Any member of a group of organic chemical compounds characterized by the presence of one or more aliphatic OH (hydroxyl) groups in the molecule, and which form esters with acids. The main uses of alcohols are as solvents for gums, resins, lacquers, and varnishes; in the making of dyes; for essential oils in perfumery; and for medical substances in pharmacy. The alcohol produced naturally in the fermentation process and consumed as part of alcoholic beverages is called ethanol.
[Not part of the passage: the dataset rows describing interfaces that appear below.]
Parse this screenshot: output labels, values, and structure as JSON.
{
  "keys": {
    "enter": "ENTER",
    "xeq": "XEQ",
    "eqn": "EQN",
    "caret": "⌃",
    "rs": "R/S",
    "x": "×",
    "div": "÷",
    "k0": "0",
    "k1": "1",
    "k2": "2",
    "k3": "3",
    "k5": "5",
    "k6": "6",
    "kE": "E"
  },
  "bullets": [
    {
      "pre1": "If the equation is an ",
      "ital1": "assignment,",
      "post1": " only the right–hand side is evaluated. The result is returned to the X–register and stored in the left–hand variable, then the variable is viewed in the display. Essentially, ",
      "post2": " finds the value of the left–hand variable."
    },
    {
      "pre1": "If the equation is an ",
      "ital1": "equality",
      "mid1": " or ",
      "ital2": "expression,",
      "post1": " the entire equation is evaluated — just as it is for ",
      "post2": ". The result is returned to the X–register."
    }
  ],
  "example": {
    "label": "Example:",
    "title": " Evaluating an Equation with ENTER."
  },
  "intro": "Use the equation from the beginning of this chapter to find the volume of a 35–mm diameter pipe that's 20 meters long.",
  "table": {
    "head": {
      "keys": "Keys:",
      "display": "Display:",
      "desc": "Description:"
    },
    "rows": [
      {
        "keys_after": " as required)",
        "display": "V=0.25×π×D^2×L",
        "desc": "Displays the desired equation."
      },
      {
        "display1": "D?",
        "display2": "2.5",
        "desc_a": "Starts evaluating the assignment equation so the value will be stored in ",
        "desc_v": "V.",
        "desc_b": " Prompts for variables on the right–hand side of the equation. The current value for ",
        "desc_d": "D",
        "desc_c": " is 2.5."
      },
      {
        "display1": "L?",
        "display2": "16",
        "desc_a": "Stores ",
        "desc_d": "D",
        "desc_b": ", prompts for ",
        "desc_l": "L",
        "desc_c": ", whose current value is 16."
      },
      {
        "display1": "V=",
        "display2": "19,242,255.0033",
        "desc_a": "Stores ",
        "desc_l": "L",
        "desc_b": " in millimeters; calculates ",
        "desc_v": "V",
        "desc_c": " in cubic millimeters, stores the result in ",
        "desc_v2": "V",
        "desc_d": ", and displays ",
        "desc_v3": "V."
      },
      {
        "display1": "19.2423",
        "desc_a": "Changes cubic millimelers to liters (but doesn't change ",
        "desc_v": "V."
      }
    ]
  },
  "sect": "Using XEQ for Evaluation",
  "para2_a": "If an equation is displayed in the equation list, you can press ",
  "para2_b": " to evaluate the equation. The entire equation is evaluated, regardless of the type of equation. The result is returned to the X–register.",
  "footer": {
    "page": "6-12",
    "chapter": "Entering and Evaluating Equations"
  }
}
Alcohols may be liquids or solids, according to the size and complexity of the molecule. The five simplest alcohols form a series in which the number of carbon and hydrogen atoms increases progressively, each one having an extra CH2 (methylene) group in the molecule: methanol or wood spirit (methyl alcohol, CH3OH); ethanol (ethyl alcohol, C2H5OH); propanol (propyl alcohol, C3H7OH); butanol (butyl alcohol, C4H9OH); and pentanol (amyl alcohol, C5H11OH). The lower alcohols are liquids that mix with water; the higher alcohols, such as pentanol, are oily liquids immiscible with water; and the highest are waxy solids —for example, hexadecanol (cetyl alcohol, C16H33OH) and melissyl alcohol (C30H61OH), which occur in sperm-whale oil and beeswax respectively. Alcohols containing the CH2OH group are primary; those containing CHOH are secondary; while those containing COH are tertiary.
1. A liquor or brew containing alcohol (C2H5OH) as the active agent; SYN. alcoholic beverage, drink, intoxicant, inebriant.
2. Any of a series of volatile hydroxyl compounds that are made from hydrocarbons by distillation.
1. Najbolji, savršeno prečišćen prah, npr. od kore kina drveta, železa i dr.;
2. Potpuno prečišćen špiritus izlučen iz vina, piva, rakije i dr.; opojno piće.